Spearheaded with a preamble which reunites the Wonder Woman a.k.a. Diana Prince (Gal Gadot) with a revealing group portrait Diana and comrades in World War I from Batman v Superman of, it’s an origin story. It navigates swiftly to the times before our Diana becomes the Diana who stole the spotlight from both Batman and Superman, leaping between a showcase of all-female Amazonian warriors training ground, to the fancy Greek myth, and to the horror of ‘real-world’ war adeptly.
Shortly, a man – Chris Pine’s British spy, Steve Trevor – abruptly arrives to Themyscira, the Amazon world carrying news about the great war in the world of men. It’s only Diana’s first encounter to a real man and she’s eager to save their world from the rising of Amazon’s dormant arch-nemesis, Ares. So, there’s the titular hero in the men’s world – hunting for an evil god, learning about the real horrors of war, juggling bullets with arm bracers, and somersaulting to bring down mischiefs. In storming the real world, Wonder Woman surprisingly delivers one of the most compelling slo-mo action slugfest in recent superhero films. Imagine Man of Steel only more stylish or Batman in BvS only with pace and extra grin from Gal Gadot.

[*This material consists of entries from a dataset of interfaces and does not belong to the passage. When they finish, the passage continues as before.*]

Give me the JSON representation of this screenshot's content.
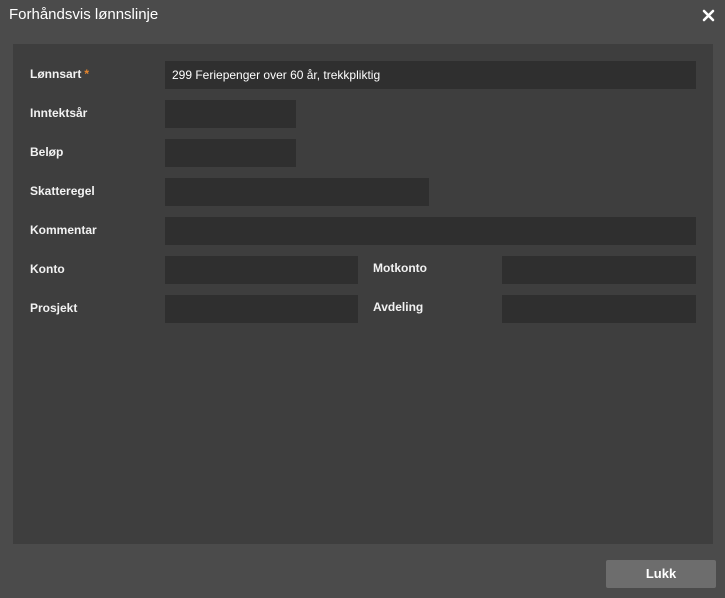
{
  "dialog": {
    "title": "Forhåndsvis lønnslinje",
    "close_icon": "close-icon"
  },
  "form": {
    "lonnsart": {
      "label": "Lønnsart",
      "required_marker": "*",
      "value": "299 Feriepenger over 60 år, trekkpliktig"
    },
    "inntektsar": {
      "label": "Inntektsår",
      "value": ""
    },
    "belop": {
      "label": "Beløp",
      "value": ""
    },
    "skatteregel": {
      "label": "Skatteregel",
      "value": ""
    },
    "kommentar": {
      "label": "Kommentar",
      "value": ""
    },
    "konto": {
      "label": "Konto",
      "value": ""
    },
    "motkonto": {
      "label": "Motkonto",
      "value": ""
    },
    "prosjekt": {
      "label": "Prosjekt",
      "value": ""
    },
    "avdeling": {
      "label": "Avdeling",
      "value": ""
    }
  },
  "footer": {
    "close_label": "Lukk"
  },
  "colors": {
    "dialog_bg": "#4b4b4b",
    "panel_bg": "#3e3e3e",
    "field_bg": "#2f2f2f",
    "required": "#e8862c",
    "button_bg": "#6d6d6d"
  }
}
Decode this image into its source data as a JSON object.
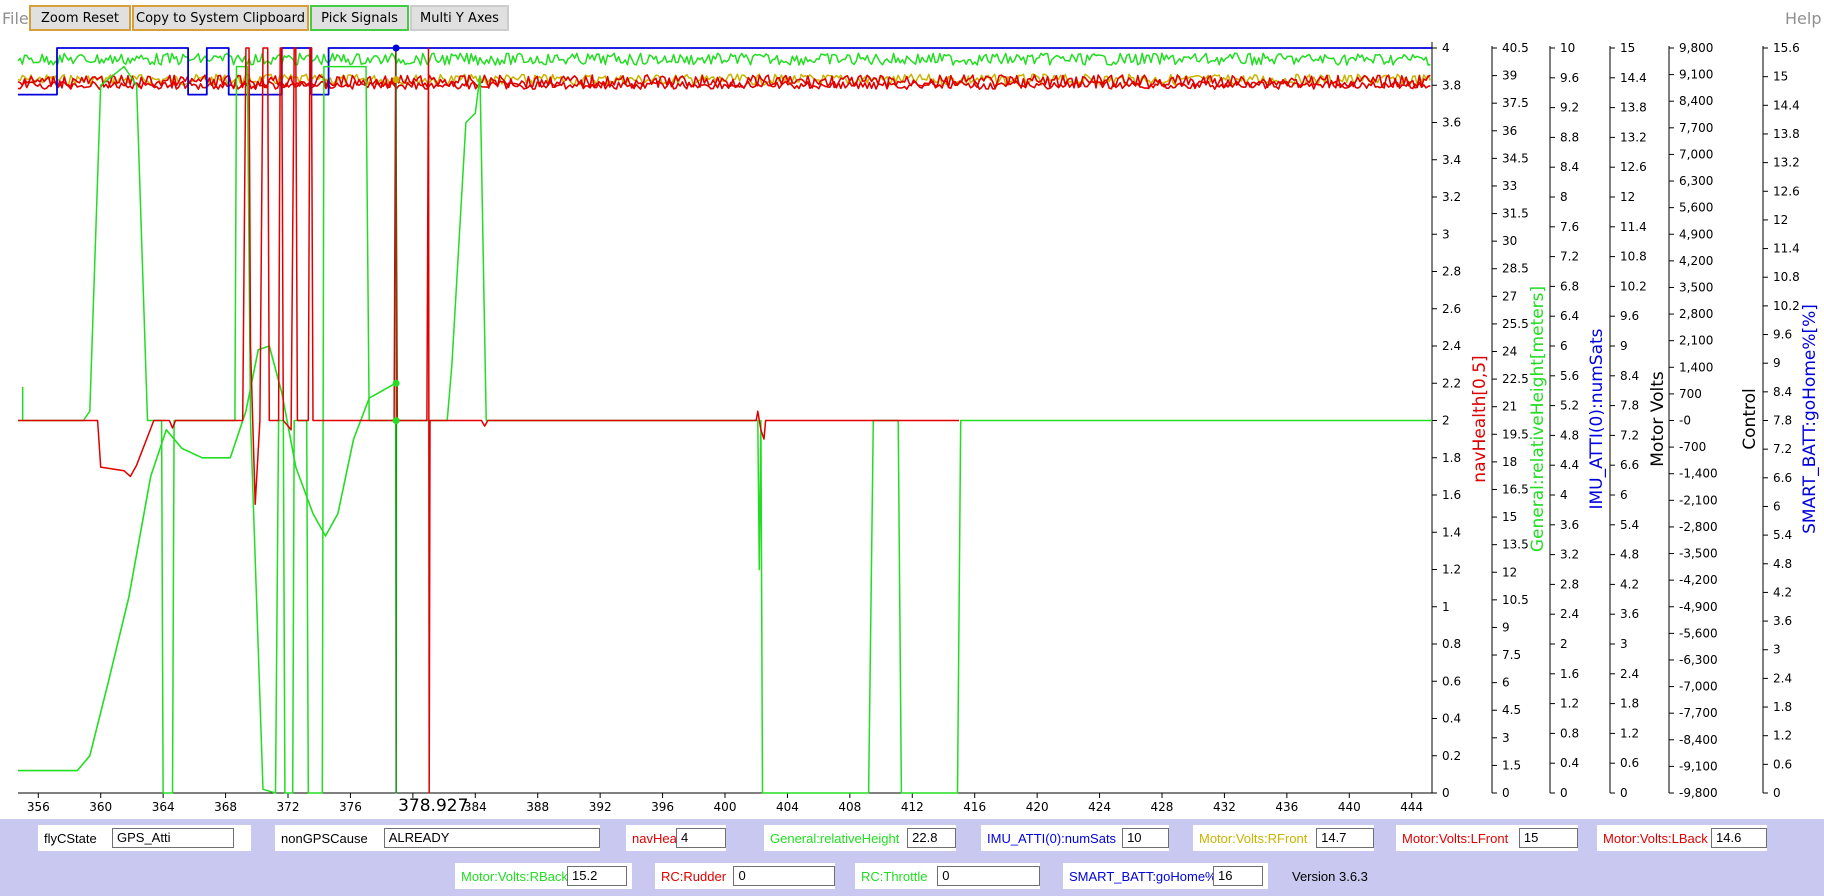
{
  "menu": {
    "file": "File",
    "help": "Help"
  },
  "toolbar": {
    "zoom_reset": "Zoom Reset",
    "copy_clipboard": "Copy to System Clipboard",
    "pick_signals": "Pick Signals",
    "multi_y_axes": "Multi Y Axes"
  },
  "chart_data": {
    "type": "line",
    "cursor_x_label": "378.927",
    "x": {
      "ticks": [
        356,
        360,
        364,
        368,
        372,
        376,
        380,
        384,
        388,
        392,
        396,
        400,
        404,
        408,
        412,
        416,
        420,
        424,
        428,
        432,
        436,
        440,
        444
      ],
      "tick_labels": [
        "356",
        "360",
        "364",
        "368",
        "372",
        "376",
        "",
        "384",
        "388",
        "392",
        "396",
        "400",
        "404",
        "408",
        "412",
        "416",
        "420",
        "424",
        "428",
        "432",
        "436",
        "440",
        "444"
      ]
    },
    "axes": [
      {
        "label": "",
        "color": "#000000",
        "ticks": [
          "4",
          "3.8",
          "3.6",
          "3.4",
          "3.2",
          "3",
          "2.8",
          "2.6",
          "2.4",
          "2.2",
          "2",
          "1.8",
          "1.6",
          "1.4",
          "1.2",
          "1",
          "0.8",
          "0.6",
          "0.4",
          "0.2",
          "0"
        ]
      },
      {
        "label": "navHealth[0,5]",
        "color": "#e00000",
        "ticks": [
          "40.5",
          "39",
          "37.5",
          "36",
          "34.5",
          "33",
          "31.5",
          "30",
          "28.5",
          "27",
          "25.5",
          "24",
          "22.5",
          "21",
          "19.5",
          "18",
          "16.5",
          "15",
          "13.5",
          "12",
          "10.5",
          "9",
          "7.5",
          "6",
          "4.5",
          "3",
          "1.5",
          "0"
        ]
      },
      {
        "label": "General:relativeHeight[meters]",
        "color": "#22dd22",
        "ticks": [
          "10",
          "9.6",
          "9.2",
          "8.8",
          "8.4",
          "8",
          "7.6",
          "7.2",
          "6.8",
          "6.4",
          "6",
          "5.6",
          "5.2",
          "4.8",
          "4.4",
          "4",
          "3.6",
          "3.2",
          "2.8",
          "2.4",
          "2",
          "1.6",
          "1.2",
          "0.8",
          "0.4",
          "0"
        ]
      },
      {
        "label": "IMU_ATTI(0):numSats",
        "color": "#0000dd",
        "ticks": [
          "15",
          "14.4",
          "13.8",
          "13.2",
          "12.6",
          "12",
          "11.4",
          "10.8",
          "10.2",
          "9.6",
          "9",
          "8.4",
          "7.8",
          "7.2",
          "6.6",
          "6",
          "5.4",
          "4.8",
          "4.2",
          "3.6",
          "3",
          "2.4",
          "1.8",
          "1.2",
          "0.6",
          "0"
        ]
      },
      {
        "label": "Motor Volts",
        "color": "#000000",
        "ticks": [
          "9,800",
          "9,100",
          "8,400",
          "7,700",
          "7,000",
          "6,300",
          "5,600",
          "4,900",
          "4,200",
          "3,500",
          "2,800",
          "2,100",
          "1,400",
          "700",
          "-0",
          "-700",
          "-1,400",
          "-2,100",
          "-2,800",
          "-3,500",
          "-4,200",
          "-4,900",
          "-5,600",
          "-6,300",
          "-7,000",
          "-7,700",
          "-8,400",
          "-9,100",
          "-9,800"
        ]
      },
      {
        "label": "Control",
        "color": "#000000",
        "ticks": []
      },
      {
        "label": "SMART_BATT:goHome%[%]",
        "color": "#0000dd",
        "ticks": [
          "15.6",
          "15",
          "14.4",
          "13.8",
          "13.2",
          "12.6",
          "12",
          "11.4",
          "10.8",
          "10.2",
          "9.6",
          "9",
          "8.4",
          "7.8",
          "7.2",
          "6.6",
          "6",
          "5.4",
          "4.8",
          "4.2",
          "3.6",
          "3",
          "2.4",
          "1.8",
          "1.2",
          "0.6",
          "0"
        ]
      }
    ],
    "series": [
      {
        "name": "navHealth",
        "color": "#e00000"
      },
      {
        "name": "General:relativeHeight",
        "color": "#22dd22"
      },
      {
        "name": "IMU_ATTI(0):numSats",
        "color": "#0000dd"
      },
      {
        "name": "Motor:Volts:RFront",
        "color": "#c8b400"
      }
    ]
  },
  "footer": {
    "fields": [
      {
        "label": "flyCState",
        "value": "GPS_Atti",
        "color": "#000000"
      },
      {
        "label": "nonGPSCause",
        "value": "ALREADY",
        "color": "#000000"
      },
      {
        "label": "navHealth",
        "value": "4",
        "color": "#e00000"
      },
      {
        "label": "General:relativeHeight",
        "value": "22.8",
        "color": "#22dd22"
      },
      {
        "label": "IMU_ATTI(0):numSats",
        "value": "10",
        "color": "#0000dd"
      },
      {
        "label": "Motor:Volts:RFront",
        "value": "14.7",
        "color": "#c8b400"
      },
      {
        "label": "Motor:Volts:LFront",
        "value": "15",
        "color": "#e00000"
      },
      {
        "label": "Motor:Volts:LBack",
        "value": "14.6",
        "color": "#e00000"
      },
      {
        "label": "Motor:Volts:RBack",
        "value": "15.2",
        "color": "#22dd22"
      },
      {
        "label": "RC:Rudder",
        "value": "0",
        "color": "#e00000"
      },
      {
        "label": "RC:Throttle",
        "value": "0",
        "color": "#22dd22"
      },
      {
        "label": "SMART_BATT:goHome%",
        "value": "16",
        "color": "#0000dd"
      }
    ],
    "version": "Version 3.6.3"
  }
}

Wonder Woman does not adopt recent superhero tropes – especially those erected by DCEU’s dark, gritty universe – and instead brings back retro-formula combining campiness, grandiosity and electric chemistry which remind us immediately to the 1978 Superman. Talking about that, there are more semblances to the classic story than we’ve imagined – from the non-earthy realm rampage, the hero’s clumsiness and the hero’s bound with the love interest. The result is a fresh take on superhero genre with an earnest protagonist over a been-there-done-that landscape.
It’s also an intriguing decision to set the story in the First World War’s cataclysm. By doing so, Wonder Woman is given chance to observe more about Diana’s discovery of the world’s darkest season. With the same set, Patty Jenkins might fit her vision of empowerment and feminism to take place in a relevant cause to break off bigotry’s thought which might jeopardize the world. As a female helmer, Jenkins knows exactly how to put sensitivity to this kind of story – something which no previous director has ever done to a superhero film.

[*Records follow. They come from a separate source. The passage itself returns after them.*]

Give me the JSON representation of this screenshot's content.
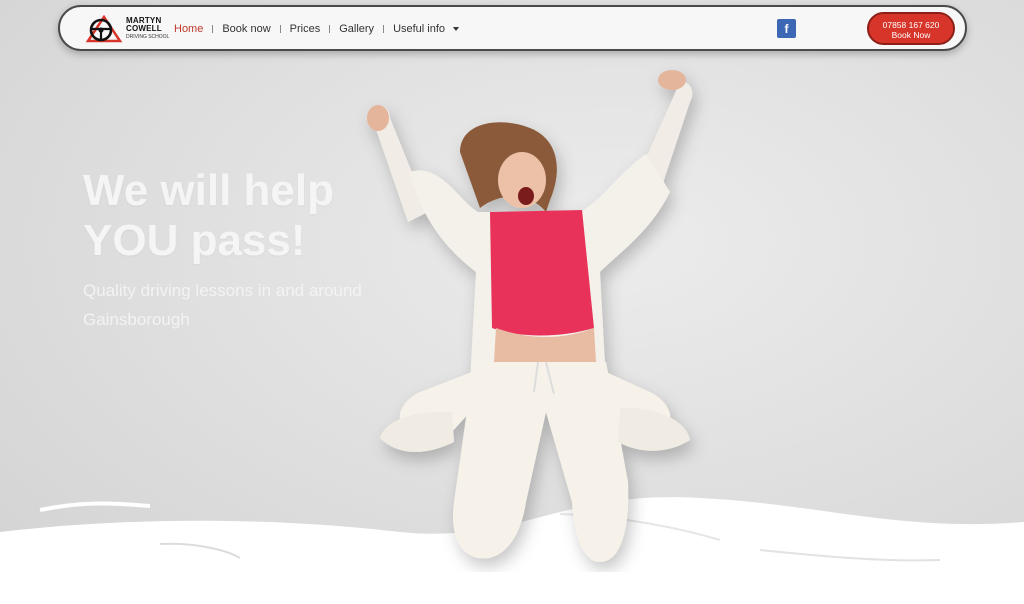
{
  "brand": {
    "line1": "MARTYN",
    "line2": "COWELL",
    "line3": "DRIVING SCHOOL",
    "accent": "#d7352a"
  },
  "nav": {
    "items": [
      {
        "label": "Home",
        "active": true
      },
      {
        "label": "Book now",
        "active": false
      },
      {
        "label": "Prices",
        "active": false
      },
      {
        "label": "Gallery",
        "active": false
      },
      {
        "label": "Useful info",
        "active": false
      }
    ],
    "dropdown_icon": "chevron-down-icon",
    "social_icon": "facebook-icon",
    "social_color": "#3b67b5"
  },
  "cta": {
    "phone": "07858 167 620",
    "label": "Book Now"
  },
  "hero": {
    "headline_line1": "We will help",
    "headline_line2": "YOU pass!",
    "sub_line1": "Quality driving lessons in and around",
    "sub_line2": "Gainsborough"
  }
}
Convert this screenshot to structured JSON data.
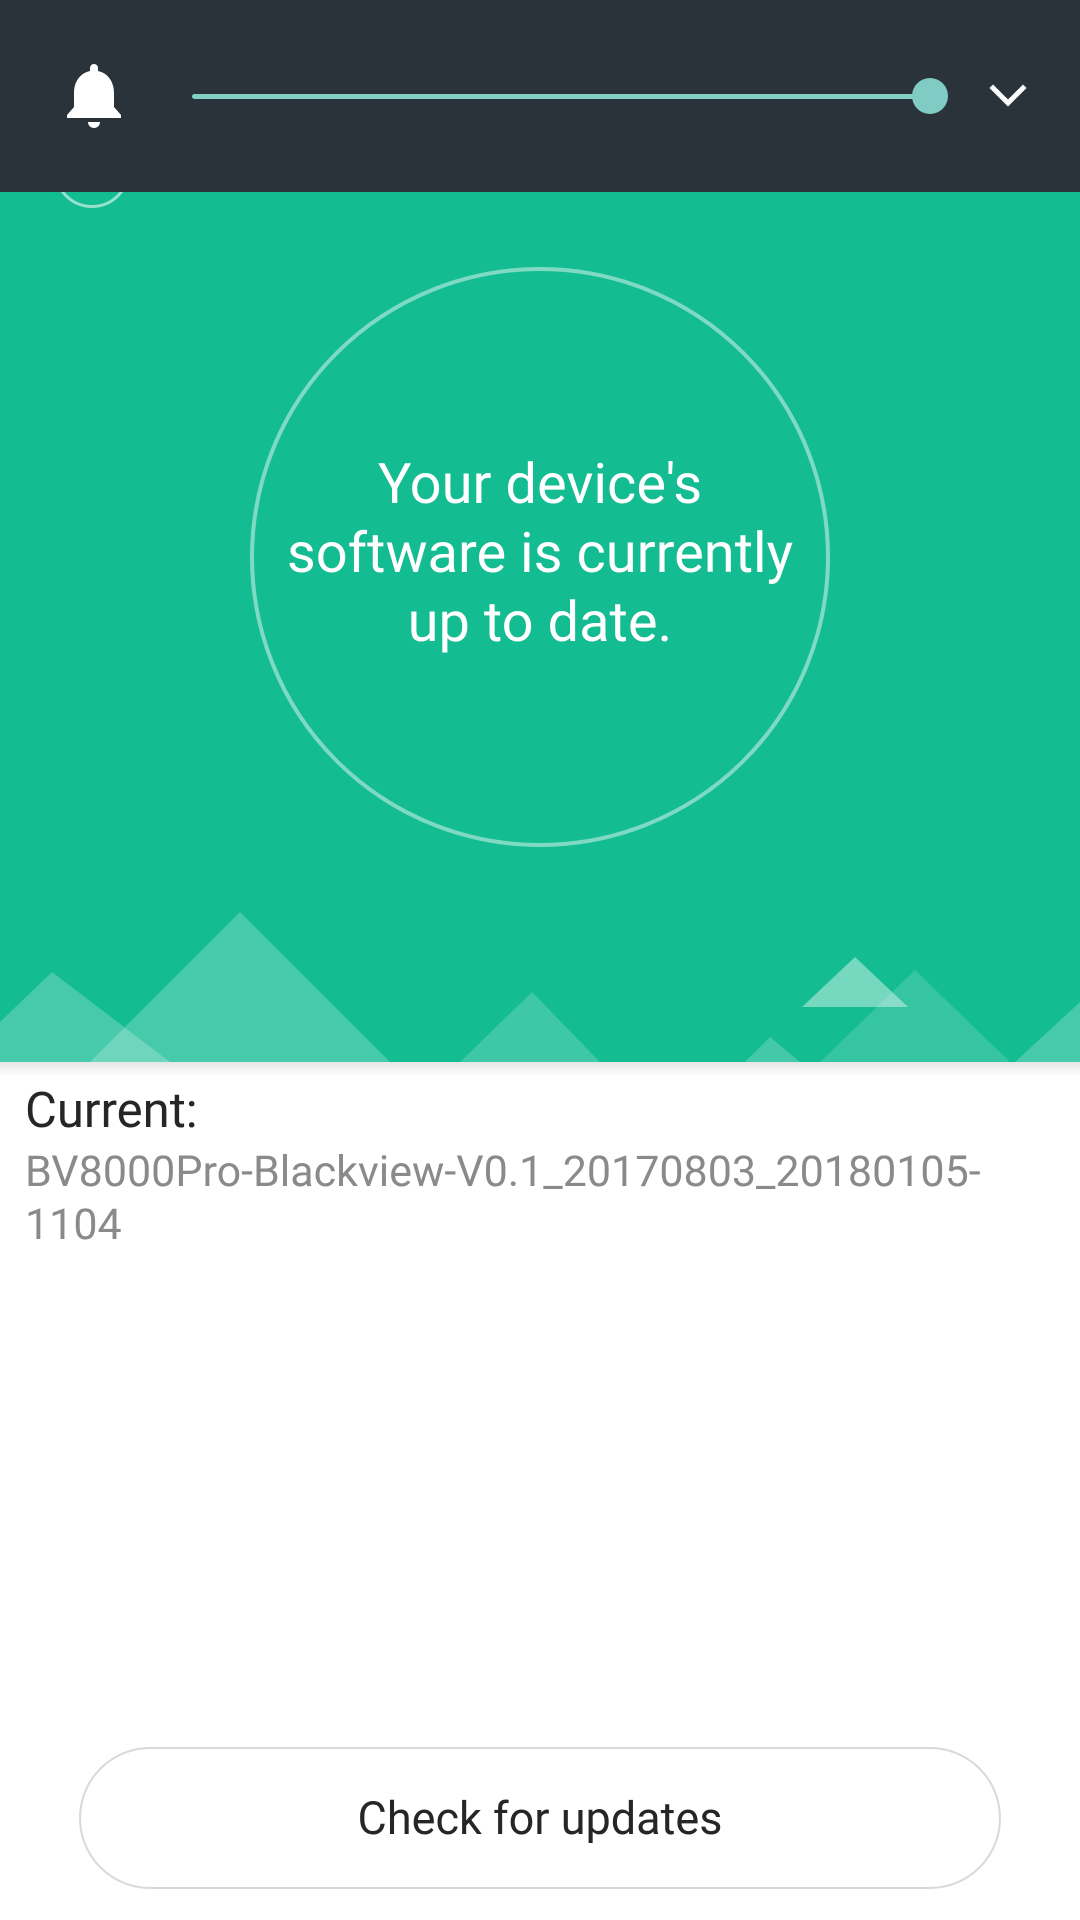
{
  "top_bar": {
    "bell_icon": "bell-icon",
    "slider_value": 1.0,
    "slider_color": "#80cbc4",
    "collapse_icon": "chevron-down-icon"
  },
  "hero": {
    "background_color": "#14bc92",
    "status_text": "Your device's software is currently up to date."
  },
  "current": {
    "label": "Current:",
    "version": "BV8000Pro-Blackview-V0.1_20170803_20180105-1104"
  },
  "actions": {
    "check_label": "Check for updates"
  }
}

Gadot proves that doubts over her capability to lead a film is nonsense. She adds high-octane explosions as mere ‘human’, but, she’s even more convincing to kick arses as the titular hero. Surprisingly, Gadot could also bring clumsiness and innocent ridiculousness to Diana, which makes her even a more likable character, in a fashion that reminds you to Christopher Reeve’s persona. She’s even better when confronting the best performer in this film, Chris Pine, who could bring depth to his character and sustain Gadot’s performance over the course of the duration.
Yet, Wonder Woman isn’t without flaws. In fact, there are many flaws to hinder it from its fullest potentials. Overlong duration, which causes troubles with pacing and thrill-distribution, is one thing. Rough CG and the overused of slo-mo also makes the film felt ‘cheap.’ Yet, it’s the tiring, over-the-top third act coupled with inept villains that become the real culprit to stain Wonder Woman from achieving more.
In the end, Wonder Woman is imperfect; but it successfully injects female empowerment tropes and Gal Gadot’s panache to an awe-laden been-there-done-that superhero rampage with hearts and sensitivity like no superhero film has ever ventured. Wonder Woman is truly a gift to mankind.
Wonder Woman (2017)